William Shakespeare is at the center of Saint Martin’s University’s spring production — not as the playwright, but as the protagonist of Bill Cain’s 2009 political thriller “Equivocation.”
Called upon to write a play that will enshrine the king’s preferred version of events, the bard (here called Shagspeare, Cain’s preferred spelling) hunts for the truth and for a way to tell it that won’t send him to the gallows. A way, that is, to equivocate.
With its layers of history, speculation and theatrical references, the thoroughly researched play has been lavishly praised for its intelligence, yet there’s much to recommend it to those lacking in-depth knowledge of Shakespeare and his era, said Kathy Dorgan, who is directing the play opening Friday.
“It’s a great mystery,” Dorgan told The Olympian “It’s also very funny. Bill Cain was a writer and producer on ‘House of Cards,’ and this has that same political intrigue.”
Dorgan saw the play’s world premiere at the Oregon Shakespeare Festival in Ashland, and it seized her by the shoulders — almost literally so.
“My shoulders hurt at the end of it because I was so intent on figuring out everything that was happening,” she said.
So impressed was she that she went to see it again a few months later at the Seattle Repertory Theater, and she was far from alone.
Variety’s Bob Verini called it one of the “most bracingly intelligent, sizzlingly theatrical American plays in a decade.”
“From the first time I read (it), I was hooked,” Bill Rauch, the director of the Oregon Shakespeare Festival production and the festival’s artistic director, wrote in his program notes. “I sensed it was destined to join the canon of important new American plays.”
The Saint Martin’s production’s small cast includes both students and some of Olympia’s best-known actors, including Brian Tyrrell as Shagspeare and Jason Haws as Robert Cecil, the prime minister who assigns Shag to write an official version of the Gunpowder Plot, a failed attempt at blowing up the House of Parliament and assassinating King James I.
Other oft-seen local actors in the cast are Mark Alford, Andy Gordon and Xander Layden, and Tyrrell’s daughter Megan Tyrrell plays Shag’s daughter Judith.
That connection and Judith’s pivotal role in the action underscores another of the play’s themes: the importance of family.
As the program for the Oregon Shakespeare production noted, “The play ends up being deeply personal, as much about familial love and loss as religion or politics.”
- What: St. Martin’s University tackles history, politics and Shakespeare in a production of Bill Cain’s 2009 historical drama about the bard, his family and his band of thespians.

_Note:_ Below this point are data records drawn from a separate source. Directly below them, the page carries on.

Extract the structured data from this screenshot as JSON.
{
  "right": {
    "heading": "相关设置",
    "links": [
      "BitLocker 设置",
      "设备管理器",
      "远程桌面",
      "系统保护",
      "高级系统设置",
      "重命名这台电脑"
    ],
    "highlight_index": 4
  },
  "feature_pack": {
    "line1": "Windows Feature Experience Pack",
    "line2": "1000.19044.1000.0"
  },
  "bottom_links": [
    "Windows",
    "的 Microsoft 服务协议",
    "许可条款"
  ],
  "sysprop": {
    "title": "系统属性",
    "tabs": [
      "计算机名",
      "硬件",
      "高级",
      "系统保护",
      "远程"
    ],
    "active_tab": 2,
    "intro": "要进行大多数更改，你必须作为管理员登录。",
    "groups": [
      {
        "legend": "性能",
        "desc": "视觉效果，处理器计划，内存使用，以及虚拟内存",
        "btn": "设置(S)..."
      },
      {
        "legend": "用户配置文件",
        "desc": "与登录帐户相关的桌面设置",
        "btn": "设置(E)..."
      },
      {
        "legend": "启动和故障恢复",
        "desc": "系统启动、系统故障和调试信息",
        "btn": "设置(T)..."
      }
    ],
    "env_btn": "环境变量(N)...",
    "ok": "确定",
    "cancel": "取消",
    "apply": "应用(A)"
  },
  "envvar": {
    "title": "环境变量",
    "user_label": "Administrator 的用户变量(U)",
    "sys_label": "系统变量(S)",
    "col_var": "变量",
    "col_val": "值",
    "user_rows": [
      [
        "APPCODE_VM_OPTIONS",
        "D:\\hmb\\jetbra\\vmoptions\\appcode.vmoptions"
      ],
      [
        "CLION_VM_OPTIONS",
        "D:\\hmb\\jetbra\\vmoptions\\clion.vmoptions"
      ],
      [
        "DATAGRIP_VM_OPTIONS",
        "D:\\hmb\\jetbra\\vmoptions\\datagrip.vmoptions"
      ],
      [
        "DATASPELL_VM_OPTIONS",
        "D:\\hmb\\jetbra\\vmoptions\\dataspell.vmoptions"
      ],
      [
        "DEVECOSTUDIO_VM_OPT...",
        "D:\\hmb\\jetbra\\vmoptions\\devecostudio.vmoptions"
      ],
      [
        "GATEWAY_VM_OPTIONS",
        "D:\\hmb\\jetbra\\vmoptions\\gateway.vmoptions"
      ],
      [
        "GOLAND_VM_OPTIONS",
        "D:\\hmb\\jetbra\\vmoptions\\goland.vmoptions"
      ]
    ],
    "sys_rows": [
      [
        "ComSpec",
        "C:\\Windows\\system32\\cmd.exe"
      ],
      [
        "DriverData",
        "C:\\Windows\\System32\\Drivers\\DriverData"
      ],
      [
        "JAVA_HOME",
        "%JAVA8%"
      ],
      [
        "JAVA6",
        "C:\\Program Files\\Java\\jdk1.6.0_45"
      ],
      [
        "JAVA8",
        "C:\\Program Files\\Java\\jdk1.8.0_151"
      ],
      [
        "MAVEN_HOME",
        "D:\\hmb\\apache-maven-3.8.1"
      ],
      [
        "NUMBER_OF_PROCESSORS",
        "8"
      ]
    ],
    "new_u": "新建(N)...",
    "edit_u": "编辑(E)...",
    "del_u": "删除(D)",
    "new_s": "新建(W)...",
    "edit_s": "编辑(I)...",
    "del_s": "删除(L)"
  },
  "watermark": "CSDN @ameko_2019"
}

- When: 7:30 p.m. Friday, Saturday, Wednesday and Thursday plus April 12 and 13, with a matinee at 2 p.m. Sunday (April 7)
- Where: State Theater, 204 Fourth Ave. E., Olympia
- Tickets: $12; for the Wednesday show, pay what you can.
- More information: brownpapertickets.com/event/4188906